ABOUT THIS EXERCISE – Select and copy out every line in the records containing "copyright".

GIVEN DATA –

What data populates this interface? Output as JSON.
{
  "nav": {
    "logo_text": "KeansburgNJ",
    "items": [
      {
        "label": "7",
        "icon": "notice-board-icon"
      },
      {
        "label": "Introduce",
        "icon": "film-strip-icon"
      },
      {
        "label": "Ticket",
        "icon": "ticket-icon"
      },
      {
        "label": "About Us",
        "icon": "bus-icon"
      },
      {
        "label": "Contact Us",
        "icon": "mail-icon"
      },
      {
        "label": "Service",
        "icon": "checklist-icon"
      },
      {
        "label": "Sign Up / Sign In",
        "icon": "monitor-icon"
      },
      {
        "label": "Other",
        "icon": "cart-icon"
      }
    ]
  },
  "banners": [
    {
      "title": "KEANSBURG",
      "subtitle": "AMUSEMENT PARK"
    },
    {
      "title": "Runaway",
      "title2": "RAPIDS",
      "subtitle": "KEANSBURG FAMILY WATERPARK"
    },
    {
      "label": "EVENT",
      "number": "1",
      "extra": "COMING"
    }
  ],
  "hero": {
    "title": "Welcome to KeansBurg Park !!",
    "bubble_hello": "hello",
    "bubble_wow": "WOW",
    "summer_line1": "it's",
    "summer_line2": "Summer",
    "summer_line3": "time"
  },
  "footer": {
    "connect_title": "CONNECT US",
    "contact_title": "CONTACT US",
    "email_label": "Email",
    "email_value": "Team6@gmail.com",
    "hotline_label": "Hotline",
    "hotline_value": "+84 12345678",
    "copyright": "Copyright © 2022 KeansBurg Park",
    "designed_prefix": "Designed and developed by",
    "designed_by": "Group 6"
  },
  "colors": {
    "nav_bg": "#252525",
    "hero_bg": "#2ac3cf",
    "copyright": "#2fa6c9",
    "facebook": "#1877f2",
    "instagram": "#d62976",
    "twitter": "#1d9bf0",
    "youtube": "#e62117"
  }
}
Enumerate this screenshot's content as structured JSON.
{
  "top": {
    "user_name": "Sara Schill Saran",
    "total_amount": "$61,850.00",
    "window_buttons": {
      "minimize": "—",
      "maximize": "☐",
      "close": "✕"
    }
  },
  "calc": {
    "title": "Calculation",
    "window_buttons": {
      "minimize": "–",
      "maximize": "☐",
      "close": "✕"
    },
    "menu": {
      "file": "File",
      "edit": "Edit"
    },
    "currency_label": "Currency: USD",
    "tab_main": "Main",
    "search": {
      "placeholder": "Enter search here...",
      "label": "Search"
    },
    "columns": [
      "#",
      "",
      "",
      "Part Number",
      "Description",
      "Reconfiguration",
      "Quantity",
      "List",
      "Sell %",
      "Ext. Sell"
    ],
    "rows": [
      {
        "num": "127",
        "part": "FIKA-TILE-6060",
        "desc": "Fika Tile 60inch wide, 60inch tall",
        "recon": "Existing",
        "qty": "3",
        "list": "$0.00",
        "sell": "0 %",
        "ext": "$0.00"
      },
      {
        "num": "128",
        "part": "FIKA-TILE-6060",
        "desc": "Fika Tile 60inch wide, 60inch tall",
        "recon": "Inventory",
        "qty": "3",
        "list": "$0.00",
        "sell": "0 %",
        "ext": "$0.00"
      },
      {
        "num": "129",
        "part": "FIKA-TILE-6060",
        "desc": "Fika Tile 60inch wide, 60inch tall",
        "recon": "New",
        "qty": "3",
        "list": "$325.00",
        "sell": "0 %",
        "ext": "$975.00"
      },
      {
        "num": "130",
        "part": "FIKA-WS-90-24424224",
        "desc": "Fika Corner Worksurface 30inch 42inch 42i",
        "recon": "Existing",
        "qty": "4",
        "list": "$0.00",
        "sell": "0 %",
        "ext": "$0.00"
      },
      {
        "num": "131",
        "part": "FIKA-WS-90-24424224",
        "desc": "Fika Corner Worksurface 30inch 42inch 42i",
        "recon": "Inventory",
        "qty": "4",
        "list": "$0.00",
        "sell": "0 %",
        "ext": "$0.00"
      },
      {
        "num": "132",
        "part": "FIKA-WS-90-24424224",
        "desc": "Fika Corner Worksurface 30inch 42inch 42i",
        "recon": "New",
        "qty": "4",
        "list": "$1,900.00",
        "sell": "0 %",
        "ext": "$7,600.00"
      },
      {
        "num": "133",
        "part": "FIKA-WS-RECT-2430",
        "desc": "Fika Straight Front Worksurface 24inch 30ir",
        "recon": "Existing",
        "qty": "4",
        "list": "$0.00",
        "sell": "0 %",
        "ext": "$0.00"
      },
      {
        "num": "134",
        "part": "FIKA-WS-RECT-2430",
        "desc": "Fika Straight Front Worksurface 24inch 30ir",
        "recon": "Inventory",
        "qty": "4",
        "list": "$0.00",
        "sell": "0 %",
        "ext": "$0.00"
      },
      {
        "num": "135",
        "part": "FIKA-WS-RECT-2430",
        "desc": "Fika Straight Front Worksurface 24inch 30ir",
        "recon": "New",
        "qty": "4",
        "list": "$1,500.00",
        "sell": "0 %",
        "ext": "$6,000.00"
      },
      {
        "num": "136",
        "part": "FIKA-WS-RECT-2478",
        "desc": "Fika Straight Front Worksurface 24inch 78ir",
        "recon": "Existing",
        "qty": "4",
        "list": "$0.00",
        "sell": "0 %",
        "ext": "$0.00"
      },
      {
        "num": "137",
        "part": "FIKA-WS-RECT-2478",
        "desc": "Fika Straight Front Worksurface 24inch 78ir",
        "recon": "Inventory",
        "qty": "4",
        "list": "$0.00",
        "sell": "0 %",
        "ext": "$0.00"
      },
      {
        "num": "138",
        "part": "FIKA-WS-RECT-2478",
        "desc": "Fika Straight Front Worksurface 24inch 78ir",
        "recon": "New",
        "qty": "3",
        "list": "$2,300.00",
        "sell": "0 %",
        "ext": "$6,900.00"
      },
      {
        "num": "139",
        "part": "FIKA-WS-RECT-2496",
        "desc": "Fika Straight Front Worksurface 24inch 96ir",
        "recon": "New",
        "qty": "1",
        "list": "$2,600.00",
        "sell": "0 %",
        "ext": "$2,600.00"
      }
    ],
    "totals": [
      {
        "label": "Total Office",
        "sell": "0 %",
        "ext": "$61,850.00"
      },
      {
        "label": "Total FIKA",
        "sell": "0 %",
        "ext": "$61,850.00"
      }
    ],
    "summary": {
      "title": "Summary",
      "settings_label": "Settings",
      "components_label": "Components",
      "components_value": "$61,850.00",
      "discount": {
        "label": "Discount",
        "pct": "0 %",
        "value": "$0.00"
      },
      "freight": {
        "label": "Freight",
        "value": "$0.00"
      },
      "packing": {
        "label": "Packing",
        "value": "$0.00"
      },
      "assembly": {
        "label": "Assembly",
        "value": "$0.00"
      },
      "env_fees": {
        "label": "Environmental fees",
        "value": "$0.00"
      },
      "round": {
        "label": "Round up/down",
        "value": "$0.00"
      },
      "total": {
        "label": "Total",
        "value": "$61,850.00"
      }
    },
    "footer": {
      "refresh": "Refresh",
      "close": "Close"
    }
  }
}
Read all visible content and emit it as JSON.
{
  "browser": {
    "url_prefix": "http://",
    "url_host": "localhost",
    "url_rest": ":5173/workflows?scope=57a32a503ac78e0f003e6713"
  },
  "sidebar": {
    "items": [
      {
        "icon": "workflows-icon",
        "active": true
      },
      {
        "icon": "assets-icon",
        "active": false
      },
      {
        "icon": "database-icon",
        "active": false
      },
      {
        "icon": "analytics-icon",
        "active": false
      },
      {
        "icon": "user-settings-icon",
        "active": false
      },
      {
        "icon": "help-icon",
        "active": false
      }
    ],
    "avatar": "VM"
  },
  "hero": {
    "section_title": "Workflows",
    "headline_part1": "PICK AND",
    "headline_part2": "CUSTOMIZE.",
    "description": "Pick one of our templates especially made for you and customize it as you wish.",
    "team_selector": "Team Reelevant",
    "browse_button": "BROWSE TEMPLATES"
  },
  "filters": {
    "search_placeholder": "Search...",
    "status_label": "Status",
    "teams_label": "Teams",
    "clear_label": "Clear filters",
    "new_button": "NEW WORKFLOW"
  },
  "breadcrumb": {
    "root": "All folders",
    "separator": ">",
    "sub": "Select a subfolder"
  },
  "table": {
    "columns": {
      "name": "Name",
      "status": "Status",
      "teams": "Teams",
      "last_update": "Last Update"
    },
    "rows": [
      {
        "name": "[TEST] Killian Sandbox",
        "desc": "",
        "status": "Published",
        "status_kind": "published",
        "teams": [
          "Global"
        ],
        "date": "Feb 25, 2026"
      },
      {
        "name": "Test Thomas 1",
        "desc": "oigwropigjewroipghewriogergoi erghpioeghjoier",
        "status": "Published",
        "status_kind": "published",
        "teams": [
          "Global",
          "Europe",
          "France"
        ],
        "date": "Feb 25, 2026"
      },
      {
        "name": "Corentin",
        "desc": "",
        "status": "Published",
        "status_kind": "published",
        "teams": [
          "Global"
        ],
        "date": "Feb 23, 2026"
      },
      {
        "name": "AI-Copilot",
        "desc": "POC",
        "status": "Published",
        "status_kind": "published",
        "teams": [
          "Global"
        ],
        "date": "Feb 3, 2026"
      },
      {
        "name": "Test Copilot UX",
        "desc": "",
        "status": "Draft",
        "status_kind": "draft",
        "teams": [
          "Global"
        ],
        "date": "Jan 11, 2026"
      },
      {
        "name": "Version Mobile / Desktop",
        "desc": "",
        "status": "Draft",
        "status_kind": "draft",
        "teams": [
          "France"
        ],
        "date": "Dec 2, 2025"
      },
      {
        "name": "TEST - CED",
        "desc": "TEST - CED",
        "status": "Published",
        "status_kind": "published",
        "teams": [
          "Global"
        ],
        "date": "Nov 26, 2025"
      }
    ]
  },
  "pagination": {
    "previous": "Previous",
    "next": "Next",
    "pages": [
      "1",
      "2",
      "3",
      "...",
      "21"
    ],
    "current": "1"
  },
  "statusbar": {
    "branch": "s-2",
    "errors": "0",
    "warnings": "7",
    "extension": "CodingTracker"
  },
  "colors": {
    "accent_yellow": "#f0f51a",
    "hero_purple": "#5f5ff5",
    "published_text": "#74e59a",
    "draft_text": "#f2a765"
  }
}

EXERCISE ANSWER –
    "copyright": "Copyright © 2022 KeansBurg Park",
    "copyright": "#2fa6c9",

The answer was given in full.